The FDA's ban on ephedra lasts barely a year, as a federal judge in Utah directs the agency to rewrite its April 2004 rule. A dietary supplement maker challenged the FDA finding that ephedra was dangerous, citing years of safe and effective use.
Members of the D.C. Public Schools Full Funding Campaign protest at the Washington Nationals' home opener, citing the city's misplaced priorities. The Nationals are slated to get a new $535 million ballpark underwritten by the cash-poor district.
Women in the Afghan city of Herat test the local tolerance for female drivers. A new governor for the region means driver's education classes are now open to all.

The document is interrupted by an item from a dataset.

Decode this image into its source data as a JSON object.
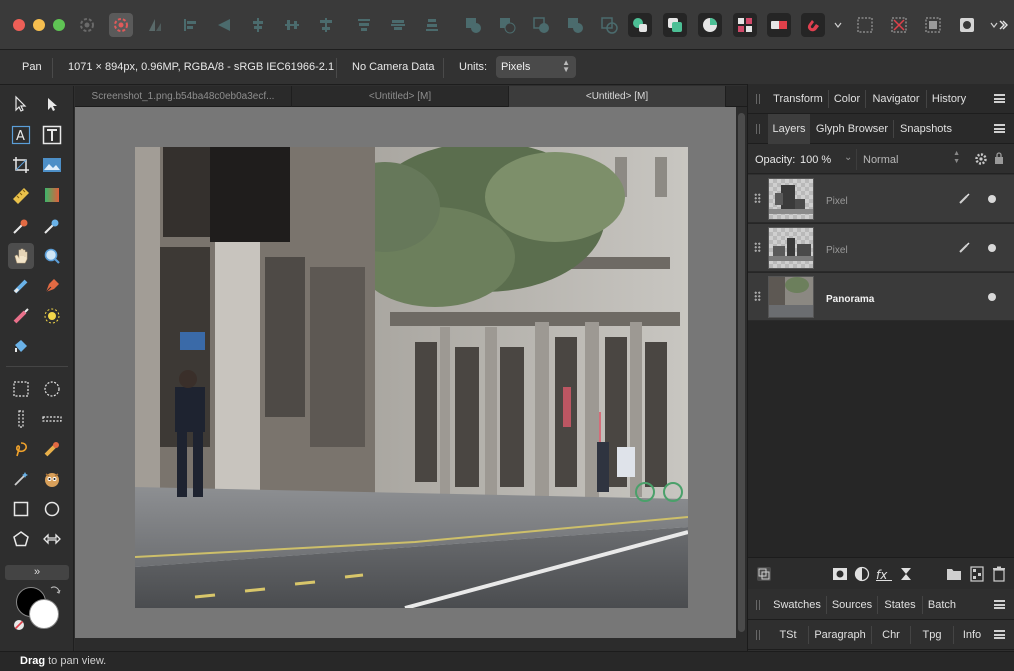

Researchers at the University of London Institute of Psychiatry dampen fears about the effect of pot on productivity. A study of 1,100 volunteers finds that cell phones and e-mail have a similar, perhaps more debilitating, effect on attentiveness, I.Q., and…uh, stuff.
Archaeologists in Germany find 7,200-year-old figurines fashioned to resemble a copulating couple. This is hard to square with the view that human sexuality is an instinctually taboo topic.
The Government Accountability Office finds that private security did a better job than the Transportation Security Administration's in-house screeners. The exact findings are classified, of course, but the private screeners discovered test threats more often than the TSA did.
Anheuser-Busch frets that if genetically modified rice is grown in Missouri, consumers the world over will refuse to drink "contaminated" Bud. A-B's solution? Boycott Show-Me State rice.
Don't look now, but an elite strike team of Special Forces?trained DEA agents is roaming Afghanistan in search of opium fields. The chances of this ending well are slim to none.
The Bush administration does not bother to wait for U.S. clothing and textile makers to petition for help; it just goes ahead and starts drawing up plans for quotas on imports from China. This comes despite evidence that American manufacturers who focus on quality do just fine against the Chinese.
Airlines try to police consumer swaps of frequent flier miles, suggesting that the miles are given with the expectation that many will be rendered unusable due to cut-off dates and other restrictions. Fliers fight back by swapping vouchers for sports tickets and other goodies.
Classic generational conflict hits Arizona as cities try to find ways to regulate motorized skateboards, scooters, and other kiddie transport. Maybe if kids hook golf carts to skate decks and wear white loafers, no one will care.
Investigators in New Jersey crack an ID theft ring that stole some 500,000 bank and personal records to sell to bill collectors and law firms. Bank employees and branch managers are alleged to be part of the